Grain Valley Alderman Nancy Totton and challenger Chuck Johnston both have experience representing Ward 2 on the city’s governing body.
By KATHLEEN POINTER
Special to The Star
Totton is finishing her first full term as alderwoman, and Johnston served from 2006 to 2011.
Johnston’s focus is on the spending. He said if he’s elected he’ll be on the side of the minority -- a side that opposes what he calls the “out of control” spending in the city. He also said he was the primary force responsible for the last major city tax cut.
Totton countered that cuts have been made, though people don’t always notice them, and pointed out the city has paid off a bond issue to save on interest costs. She defended the installation of a restroom at a city park, and said she’d spoken with constituents who said they wanted to have a place for their kids to go should they be at the park during a tornado.
Whoever is elected will serve for two years.
• Age: 70
• Address: 309 Front St.
• Occupation: Retired; formerly manager of a Kentucky Fried Chicken, custodian in the Blue Valley School District
• Education: Graduated from St. Teresa’s Academy
• Public experience: Finishing up first full term as alderman; initially appointed to serve six months after an alderman stepped down
• Website: None
• Stances: A top priority is attracting new businesses and maintaining the downtown area, while still keeping up the “traditional character” of Grain Valley. She’d like to bring regional rail though the city amd see more homeownership instead of rentals. She believes one of her biggest strengths is her connection to her neighborhood and community.
• Age: 65
• Address: 611 Cross Creek Drive
• Occupation: Supervisor of claims for OOIDA Risk Retention Group for the Owner Operator Independent Drivers Association
• Education: GED
• Public experience: Grain Valley alderman, 2006-2011
• Website: www.ChuckJohnstonForGrainValley.com

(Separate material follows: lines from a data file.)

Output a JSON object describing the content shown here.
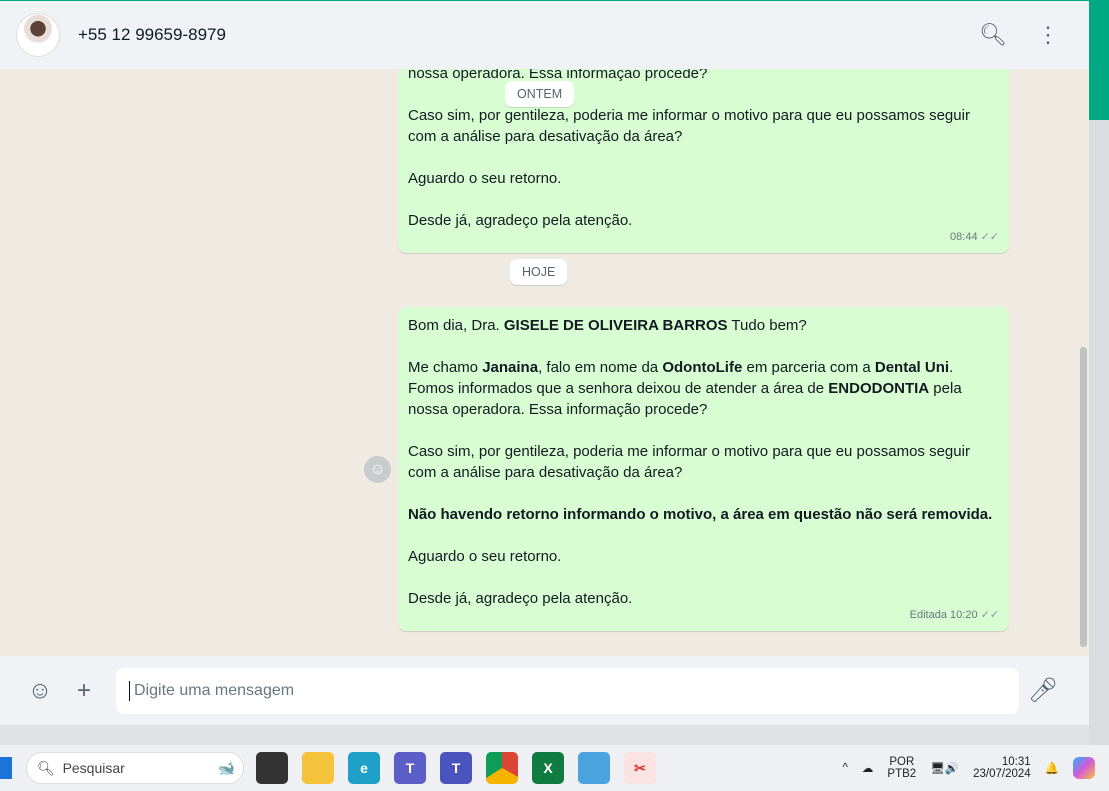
{
  "header": {
    "contact": "+55 12 99659-8979"
  },
  "dates": {
    "yesterday": "ONTEM",
    "today": "HOJE"
  },
  "msg1": {
    "lines": [
      "nossa operadora. Essa informação procede?",
      "Caso sim, por gentileza, poderia me informar o motivo para que eu possamos seguir com a análise para desativação da área?",
      "Aguardo o seu retorno.",
      "Desde já, agradeço pela atenção."
    ],
    "time": "08:44"
  },
  "msg2": {
    "greet": "Bom dia, Dra.",
    "name": "GISELE DE OLIVEIRA BARROS",
    "greet2": "Tudo bem?",
    "p2a": "Me chamo",
    "sender": "Janaina",
    "p2b": ", falo em nome da",
    "company": "OdontoLife",
    "p2c": "em parceria com a",
    "partner": "Dental Uni",
    "p2d": ". Fomos informados que a senhora deixou de atender a área de",
    "area": "ENDODONTIA",
    "p2e": "pela nossa operadora. Essa informação procede?",
    "p3": "Caso sim, por gentileza, poderia me informar o motivo para que eu possamos seguir com a análise para desativação da área?",
    "p4": "Não havendo retorno informando o motivo, a área em questão não será removida.",
    "p5": "Aguardo o seu retorno.",
    "p6": "Desde já, agradeço pela atenção.",
    "edited": "Editada",
    "time": "10:20"
  },
  "composer": {
    "placeholder": "Digite uma mensagem"
  },
  "taskbar": {
    "search": "Pesquisar",
    "lang1": "POR",
    "lang2": "PTB2",
    "time": "10:31",
    "date": "23/07/2024"
  }
}
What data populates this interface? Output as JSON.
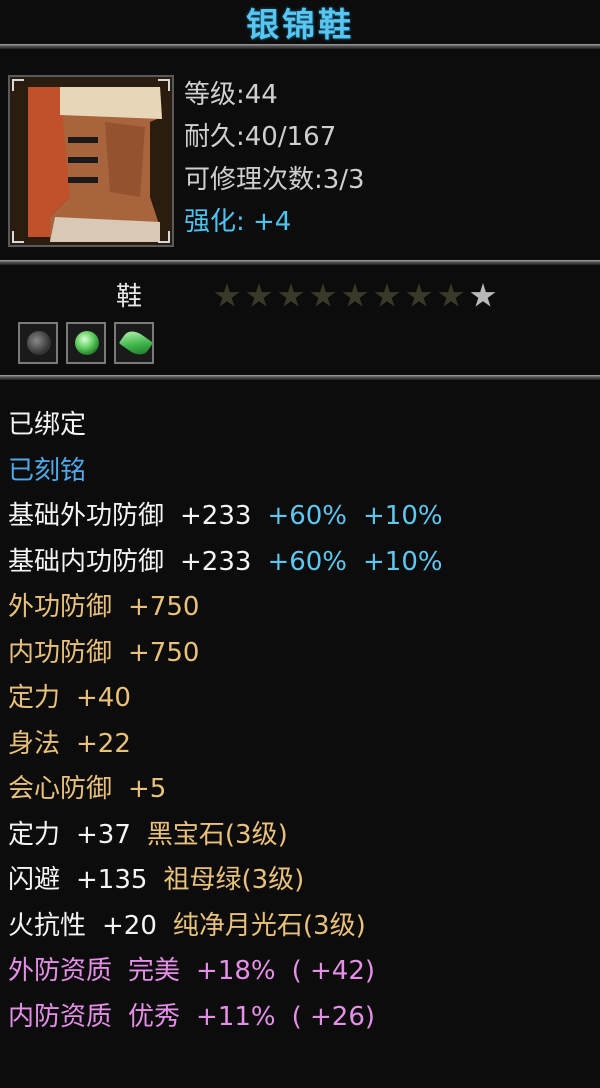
{
  "title": "银锦鞋",
  "item": {
    "icon": "silver-brocade-boot-icon",
    "level": "等级:44",
    "durability": "耐久:40/167",
    "repair_count": "可修理次数:3/3",
    "enhance": "强化: +4",
    "type": "鞋",
    "stars": {
      "total": 9,
      "lit": 1
    },
    "sockets": [
      "gray-stone-gem-icon",
      "green-jade-gem-icon",
      "green-leaf-gem-icon"
    ]
  },
  "lines": [
    {
      "parts": [
        {
          "text": "已绑定",
          "color": "white"
        }
      ]
    },
    {
      "parts": [
        {
          "text": "已刻铭",
          "color": "blue"
        }
      ]
    },
    {
      "parts": [
        {
          "text": "基础外功防御",
          "color": "white"
        },
        {
          "text": "+233",
          "color": "white"
        },
        {
          "text": "+60%",
          "color": "cyan"
        },
        {
          "text": "+10%",
          "color": "cyan"
        }
      ]
    },
    {
      "parts": [
        {
          "text": "基础内功防御",
          "color": "white"
        },
        {
          "text": "+233",
          "color": "white"
        },
        {
          "text": "+60%",
          "color": "cyan"
        },
        {
          "text": "+10%",
          "color": "cyan"
        }
      ]
    },
    {
      "parts": [
        {
          "text": "外功防御",
          "color": "gold"
        },
        {
          "text": "+750",
          "color": "gold"
        }
      ]
    },
    {
      "parts": [
        {
          "text": "内功防御",
          "color": "gold"
        },
        {
          "text": "+750",
          "color": "gold"
        }
      ]
    },
    {
      "parts": [
        {
          "text": "定力",
          "color": "gold"
        },
        {
          "text": "+40",
          "color": "gold"
        }
      ]
    },
    {
      "parts": [
        {
          "text": "身法",
          "color": "gold"
        },
        {
          "text": "+22",
          "color": "gold"
        }
      ]
    },
    {
      "parts": [
        {
          "text": "会心防御",
          "color": "gold"
        },
        {
          "text": "+5",
          "color": "gold"
        }
      ]
    },
    {
      "parts": [
        {
          "text": "定力",
          "color": "white"
        },
        {
          "text": "+37",
          "color": "white"
        },
        {
          "text": "黑宝石(3级)",
          "color": "gold"
        }
      ]
    },
    {
      "parts": [
        {
          "text": "闪避",
          "color": "white"
        },
        {
          "text": "+135",
          "color": "white"
        },
        {
          "text": "祖母绿(3级)",
          "color": "gold"
        }
      ]
    },
    {
      "parts": [
        {
          "text": "火抗性",
          "color": "white"
        },
        {
          "text": "+20",
          "color": "white"
        },
        {
          "text": "纯净月光石(3级)",
          "color": "gold"
        }
      ]
    },
    {
      "parts": [
        {
          "text": "外防资质",
          "color": "pink"
        },
        {
          "text": "完美",
          "color": "pink"
        },
        {
          "text": "+18%",
          "color": "pink"
        },
        {
          "text": "( +42)",
          "color": "pink"
        }
      ]
    },
    {
      "parts": [
        {
          "text": "内防资质",
          "color": "pink"
        },
        {
          "text": "优秀",
          "color": "pink"
        },
        {
          "text": "+11%",
          "color": "pink"
        },
        {
          "text": "( +26)",
          "color": "pink"
        }
      ]
    }
  ],
  "colors": {
    "white": "#f4f4f4",
    "blue": "#4fa9ea",
    "cyan": "#5ec7ef",
    "gold": "#e9c17a",
    "pink": "#e58fe8",
    "title": "#59c6f2"
  }
}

• Stances: His priorities are to control unnecessary spending, reduce the tax levy and promote economic development. The levy and not having a large enough retail tax base are the city’s biggest challenges. He said the city needs to cut spending and improve its credit rating to help keep bond rates lower.